Authored by Rodney Southern in Diseases
Published on 03-29-2009
Antioxidants are believed to be able to aid in the prevention of disease. The prevalence of this belief in recent times has resulted in their increased popularity antioxidants from a consumer standpoint. Seems everywhere you look these days, antioxidant properties are prominently displayed on the label. With increased occurrences in cancers, and with a better knowledge of cardiovascular disease, the medical communities have turned toward the possibility that antioxidants can prevent such diseases. It is for this reason that antioxidants have become rock stars if you will within health conscious circles.
The belief is that antioxidants aid in the fight against certain diseases by reducing excessive levels of free radicals as well as neutralizing them within our bodies. In stabilizing these free radicals, diseases are said to be prevented. Diseases that are believed to be prevented by the consumption of antioxidants range from cardiovascular disease, some forms of cancer and those of a degenerative nature typically associated with aging.
However to achieve the maximum disease preventive properties out of antioxidants, the must be consumed through food sources as opposed to supplementation. Foods high in antioxidant levels assist in the achievement of a healthier lifestyle in more ways than just the prevention of disease. These foods are typically higher in fiber (for weight management), and serve as an ideal protein source as they are generally lower in saturated fats.

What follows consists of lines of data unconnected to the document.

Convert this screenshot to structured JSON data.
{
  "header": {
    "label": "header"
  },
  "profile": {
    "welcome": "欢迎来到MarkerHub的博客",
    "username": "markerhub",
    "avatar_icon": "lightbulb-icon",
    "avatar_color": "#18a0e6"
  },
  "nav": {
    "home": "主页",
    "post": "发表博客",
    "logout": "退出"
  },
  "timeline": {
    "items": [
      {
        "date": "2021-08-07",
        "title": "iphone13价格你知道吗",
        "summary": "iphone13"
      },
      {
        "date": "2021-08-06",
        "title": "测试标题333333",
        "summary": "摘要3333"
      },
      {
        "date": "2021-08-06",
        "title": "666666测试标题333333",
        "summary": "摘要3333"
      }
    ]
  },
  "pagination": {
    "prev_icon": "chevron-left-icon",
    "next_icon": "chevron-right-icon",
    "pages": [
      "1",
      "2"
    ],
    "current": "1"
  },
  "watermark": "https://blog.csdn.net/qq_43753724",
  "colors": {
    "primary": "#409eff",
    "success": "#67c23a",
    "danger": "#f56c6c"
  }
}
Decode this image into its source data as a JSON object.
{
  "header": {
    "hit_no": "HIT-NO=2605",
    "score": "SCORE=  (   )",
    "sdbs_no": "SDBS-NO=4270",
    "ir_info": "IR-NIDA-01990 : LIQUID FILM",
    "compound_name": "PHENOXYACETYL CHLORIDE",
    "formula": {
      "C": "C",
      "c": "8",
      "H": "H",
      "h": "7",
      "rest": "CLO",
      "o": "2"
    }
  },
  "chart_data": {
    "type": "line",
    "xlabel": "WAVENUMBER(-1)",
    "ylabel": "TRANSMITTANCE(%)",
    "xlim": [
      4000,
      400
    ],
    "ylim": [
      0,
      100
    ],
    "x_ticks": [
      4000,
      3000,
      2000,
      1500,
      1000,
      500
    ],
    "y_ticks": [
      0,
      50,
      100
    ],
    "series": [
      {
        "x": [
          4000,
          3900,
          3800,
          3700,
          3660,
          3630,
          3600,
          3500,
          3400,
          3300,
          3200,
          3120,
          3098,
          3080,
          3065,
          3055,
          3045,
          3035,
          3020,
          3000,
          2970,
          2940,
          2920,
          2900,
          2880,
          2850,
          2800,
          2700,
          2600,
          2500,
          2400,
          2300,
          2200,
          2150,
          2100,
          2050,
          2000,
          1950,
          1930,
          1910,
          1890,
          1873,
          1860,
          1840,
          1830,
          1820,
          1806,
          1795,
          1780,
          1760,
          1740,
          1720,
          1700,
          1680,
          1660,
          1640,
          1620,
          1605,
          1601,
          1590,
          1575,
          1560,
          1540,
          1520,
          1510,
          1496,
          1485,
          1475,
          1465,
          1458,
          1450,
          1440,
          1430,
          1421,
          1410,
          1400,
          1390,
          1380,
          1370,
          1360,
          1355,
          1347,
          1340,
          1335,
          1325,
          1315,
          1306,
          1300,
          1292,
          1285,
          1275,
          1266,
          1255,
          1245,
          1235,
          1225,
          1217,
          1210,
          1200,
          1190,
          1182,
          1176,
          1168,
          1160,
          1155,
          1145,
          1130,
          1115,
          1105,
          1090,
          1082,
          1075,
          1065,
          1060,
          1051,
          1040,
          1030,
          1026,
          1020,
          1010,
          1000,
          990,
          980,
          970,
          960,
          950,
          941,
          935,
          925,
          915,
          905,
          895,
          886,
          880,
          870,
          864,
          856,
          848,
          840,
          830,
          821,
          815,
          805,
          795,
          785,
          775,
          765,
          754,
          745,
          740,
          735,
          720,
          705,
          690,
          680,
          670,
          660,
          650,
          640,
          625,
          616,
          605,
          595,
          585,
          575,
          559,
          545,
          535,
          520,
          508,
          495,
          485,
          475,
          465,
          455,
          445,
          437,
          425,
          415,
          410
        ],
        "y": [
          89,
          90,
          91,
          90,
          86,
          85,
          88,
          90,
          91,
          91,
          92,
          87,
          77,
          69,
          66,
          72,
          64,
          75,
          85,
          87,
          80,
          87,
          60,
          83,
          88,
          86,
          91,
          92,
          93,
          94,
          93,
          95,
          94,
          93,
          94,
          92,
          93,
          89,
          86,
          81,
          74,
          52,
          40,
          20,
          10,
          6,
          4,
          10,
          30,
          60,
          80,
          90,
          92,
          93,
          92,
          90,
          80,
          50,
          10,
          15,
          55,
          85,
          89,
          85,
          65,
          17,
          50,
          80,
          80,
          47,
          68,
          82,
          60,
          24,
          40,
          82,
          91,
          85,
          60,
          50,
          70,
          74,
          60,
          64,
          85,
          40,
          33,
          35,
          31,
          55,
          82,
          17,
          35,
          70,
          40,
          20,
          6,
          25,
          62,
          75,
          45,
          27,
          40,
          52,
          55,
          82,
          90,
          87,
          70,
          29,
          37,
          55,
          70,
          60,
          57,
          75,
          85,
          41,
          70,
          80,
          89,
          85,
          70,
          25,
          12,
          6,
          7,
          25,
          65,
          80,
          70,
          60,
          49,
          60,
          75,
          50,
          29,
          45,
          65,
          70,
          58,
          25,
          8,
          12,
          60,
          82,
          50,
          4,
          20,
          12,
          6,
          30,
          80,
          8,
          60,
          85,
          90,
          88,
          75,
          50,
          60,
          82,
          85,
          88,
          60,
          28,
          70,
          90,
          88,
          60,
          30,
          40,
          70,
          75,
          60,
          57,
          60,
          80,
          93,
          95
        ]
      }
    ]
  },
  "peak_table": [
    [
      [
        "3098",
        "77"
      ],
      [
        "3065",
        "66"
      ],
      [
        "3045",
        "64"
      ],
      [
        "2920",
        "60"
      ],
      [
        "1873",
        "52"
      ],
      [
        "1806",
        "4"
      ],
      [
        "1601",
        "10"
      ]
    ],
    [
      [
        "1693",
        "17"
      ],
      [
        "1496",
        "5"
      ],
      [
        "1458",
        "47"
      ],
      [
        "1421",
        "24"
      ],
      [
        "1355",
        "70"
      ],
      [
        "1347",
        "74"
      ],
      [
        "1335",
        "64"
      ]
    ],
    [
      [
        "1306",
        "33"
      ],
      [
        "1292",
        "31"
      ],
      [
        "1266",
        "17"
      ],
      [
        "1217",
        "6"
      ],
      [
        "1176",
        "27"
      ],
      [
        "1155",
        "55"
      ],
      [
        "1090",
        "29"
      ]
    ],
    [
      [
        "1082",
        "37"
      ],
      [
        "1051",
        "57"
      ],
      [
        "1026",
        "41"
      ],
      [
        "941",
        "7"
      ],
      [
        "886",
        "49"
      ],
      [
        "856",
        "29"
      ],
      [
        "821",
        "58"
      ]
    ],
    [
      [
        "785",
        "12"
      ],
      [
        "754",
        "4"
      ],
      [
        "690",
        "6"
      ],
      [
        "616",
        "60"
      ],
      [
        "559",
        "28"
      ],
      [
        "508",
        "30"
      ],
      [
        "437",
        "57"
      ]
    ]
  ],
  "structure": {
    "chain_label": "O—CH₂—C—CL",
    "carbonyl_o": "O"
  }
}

Common antioxidants that are sufficient in the prevention of disease include vitamin A, vitamin C, vitamin E, lycopene, lutein, and beta carotene. These are antioxidants that are found naturally in foods and are easily accessible in the local grocery store. Many foods with high antioxidant levels fall within the food and vegetable food groups.
Vitamin C has been used for decades in the prevention as well as the treatment of the common cold. This is the most common proof that antioxidants can prevent disease. Vitamin E has been used in recent times as a preventative measure against the battle in heart disease, although research has stated that excessive intake of vitamin E can be toxic and possibly fatal. The antioxidant properties of beta carotene and lycopene have studied have been studied in the prevention of cancer though results have been inconsistent.
In addition to antioxidants showing promising results in preventing disease, they also serve in the fight against cell degeneration. Diets high in antioxidants can help prevent cells from prematurely aging. Vitamin A, vitamin C, and vitamin E are frequently used in skin treatments for mature skin for this reason.
Research regarding the link between antioxidants and their ability to prevent diseases is coming out consistently. The results of such research tend to fall in a positive light with little proof that antioxidants having negative or harmful effects in the prevention of disease.